I think it was about 10 years ago that I first heard traditional Jewish and Christian contacts in Hollywood start talking about the new movie era of grand slams and singles and the implications of this trend for religion in mainstream film. First, let me define some baseball terms. The basic idea is that major-studio executives have, in the post-Star Wars decades, started focusing most of their attention on the creation of "event films," those box-office grand slams that may cost $100-150 million to produce, but are going to still make loads of money if the whole culture shows up, more than once, to see them. You have to make $250 to $400 million, of course.

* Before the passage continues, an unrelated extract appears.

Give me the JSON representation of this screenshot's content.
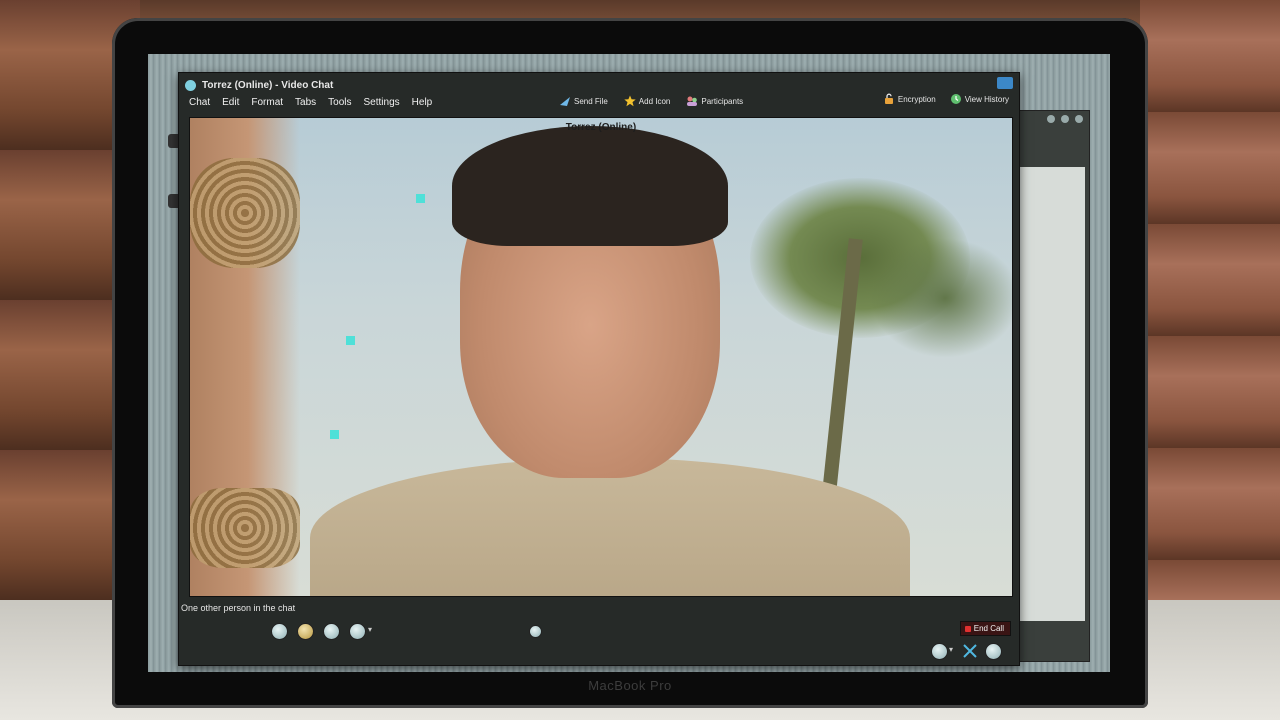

You can't afford to tick off too many people.
Note the emphasis on the phrase "whole culture." This means that the movies must be hits in mainstream America as well as in elite zip codes. In other words, the movies must sell in red theaters as well as in blue theaters.
The trend associated with this is the rise of the PG-13 blockbusters, those flashy roller-coaster video rides that have enough zip for adults -- that touch of Spielbergian hot sauce -- yet are "safe" enough to sell to video-saturated pre-teens. Violence seems to be OK. Vivid sex is dangerous.
The losers in this scenario? People who built careers making that Hollywood staple -- the sexy R-rated movie with a budget somewhere between $40-80 million, with the goal of making about $60-100 million. Once, these films were released in waves.
If the event films are grand slams, these old adult-market films were supposed to be doubles or triples. But times changed, noted the Christian Science Monitor in a recent story on sex trends in film.
A 2003 study by the Christian Film and Television Commission analyzed the box-office returns of 1,120 films over four years and found that the more explicit films sold fewer tickets.
Many would argue with that opinion and the groups that preach it. But something has been driving the decline in R-rated product.
Which brings us to films that "hit singles." What exactly is a "single" and why is this concept important for those covering faith and film? Or sex and film?
A single is a small-budget movie that targets a smaller, but solid niche of people who are interested in a certain subject or set of beliefs. You make the film for $10-30 million and, if the script is good, you bring in $40-100 million. If the movie fails, the studio has not invested loads of cash that it could be using to make "Aliens 666." Singles still add up to real profits, especially when something amazing happens. Think "My Big Fat Greek Wedding" or even "The Passion of the Christ."
So what are these smaller, but solid niches of ticket-purchasing consumers who cheer for singles? Some of the niches have been around for some time now. We should be seeing green lights for more smaller films targeting women, African-Americans, Hispanics and Asians. The future is bright for gay and lesbian cinema, for marketing reasons as well as cultural reasons.
And, in the heady days post-Passion, we have seen signs that Hollywood executives might be willing to produce more films for the more traditional religious consumers in what some people are now calling the Grace Hill market (a tribute to the trailblazing Grace Hill Media publicity company). After years and years of terrible Christian films from low-budget, low-talent, low-buzz operations, there is some chance that actual studios may start making stronger films that wrestle with faith issues and decline to bash people who do not cross their fingers when they read the Bible. OK, that's a bit of a cheap shot, but you get the idea.
But here's the point of the headline and the art with this post. Church people are going to have to realize that this same trend in technology and marketing is going to lead to renewed interest in another very, very dependable niche subject -- sex. To stay with the baseball analogy, we are going to see lots of sexy singles -- like the soon to be infamous movie, "The Brown Bunny." Here's the Chicago Tribune on this trend:
Got sex? That could be the art-film circuit's new slogan as explicit sex has returned to the big screen with a vengeance.
Never mind that the porn industry has migrated from grungy theaters to home video and the Internet. ... The cinema is in the midst of its own sexual revolution, flouting taboos and exploring sexuality more brazenly than ever, even if American filmmakers have been slow to pick up the mantle and explicit sex remains an anathema to mainstream theater and video chains as well as the Motion Picture Association of America.
You know something's going on when Brian Grazer, Ron Howard's producing partner, is preparing a sexually graphic documentary about the cultural impact of '70s porn film "Deep Throat."
The Tribune is not alone in seeing this trend in the culture-war age in which, to quote the story again, "outrage over an exposed breast" is "sandwiched between ads addressing sexual dysfunction." But this neo-porn chic actually makes financial sense. The new sex films don't cost a lot and it is actually good (from a Hollywood perspective) if their strong content actually offends some Americans.
This is precisely the same argument that many Christian filmmakers are going to be making in the years ahead, sitting across giant desks from Hollywood players. There is a case to be made for Christian singles, as well.
It is a strange time in Hollywood. Sex sells and everyone knows it. But high-quality films about faith may sell, as well. They stir passions as well, with a large "P."